Friday, July 26
11 am   Little Explorers Archeology program
With L.C.  Bates Museum, Goodwill-Hinkley, at Shaw Public Library, Greenville,
Children explore natural history & Maine Native American’s use of tools.
3:30 pm  Live Owls! See & Learn all about these fascinating birds
Chewonki Foundation’s Traveling Natural History Program
11:30 am-3 pm  Lily Bay Mystery Islands Canoeing Day Trip
lead by Bob Frederick (Limited registration; advanced sign-up necessary. $15 per person)
6:30 pm  So What’s the Big Deal About Moosehead Brook Trout?
Moosehead Regional Fisheries Biologist Tim Obrey of the Maine Dept. of Inland Fisheries & Wildlife

All programs take place at The Center for Moosehead History, unless otherwise noted. The hike and paddling trips meet at The Center before leaving for their destinations.

For any information, call the Moosehead Historical Society & Museums, 207-695-2909
or email: mooseheadhistory@myfairpoint.net.

 

.    THE MOOSEHEAD HISTORICAL SOCIETY & MUSEUMS    .
Our Mission: to devote our resources to the discovery, identification, collection, preservation and interpretation of materials that document the history of the Moosehead Lake Region watershed and its people, past and present.  We seek to collect and record items of significance and to acquire and hold by purchase, gift, devise, bequest, grant or otherwise, real and personal property necessary or advantageous for the realization of the foregoing purposes.

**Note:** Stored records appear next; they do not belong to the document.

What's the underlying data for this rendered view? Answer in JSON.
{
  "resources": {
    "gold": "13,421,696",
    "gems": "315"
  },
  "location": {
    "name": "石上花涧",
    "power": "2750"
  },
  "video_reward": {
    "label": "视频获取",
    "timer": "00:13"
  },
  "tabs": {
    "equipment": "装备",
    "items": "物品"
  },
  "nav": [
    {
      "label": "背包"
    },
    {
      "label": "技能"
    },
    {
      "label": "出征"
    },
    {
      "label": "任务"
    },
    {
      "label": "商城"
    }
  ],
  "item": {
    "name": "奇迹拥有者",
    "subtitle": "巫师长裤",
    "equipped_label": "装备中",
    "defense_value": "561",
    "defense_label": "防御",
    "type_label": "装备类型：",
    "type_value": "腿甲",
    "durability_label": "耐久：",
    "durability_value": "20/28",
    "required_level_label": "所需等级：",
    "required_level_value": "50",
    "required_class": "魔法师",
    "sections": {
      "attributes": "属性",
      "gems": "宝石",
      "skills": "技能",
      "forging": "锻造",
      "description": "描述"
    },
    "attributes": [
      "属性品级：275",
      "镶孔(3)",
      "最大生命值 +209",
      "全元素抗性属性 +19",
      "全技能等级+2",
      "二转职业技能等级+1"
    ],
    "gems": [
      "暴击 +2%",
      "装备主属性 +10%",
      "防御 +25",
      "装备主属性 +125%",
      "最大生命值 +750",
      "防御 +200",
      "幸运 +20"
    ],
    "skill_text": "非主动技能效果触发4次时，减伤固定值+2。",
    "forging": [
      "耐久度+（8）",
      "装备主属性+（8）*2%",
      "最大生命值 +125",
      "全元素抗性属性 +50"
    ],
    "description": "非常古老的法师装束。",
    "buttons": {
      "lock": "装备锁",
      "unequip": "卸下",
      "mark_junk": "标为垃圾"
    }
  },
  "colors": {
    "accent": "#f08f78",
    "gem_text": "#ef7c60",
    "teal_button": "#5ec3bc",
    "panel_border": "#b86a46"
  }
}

The Moosehead Historical Society
is a registered 501C3 non-profit organization, No. 23 7138146.
Call: 207-695-2909 or Email: mooseheadhistory@myfairpoint.net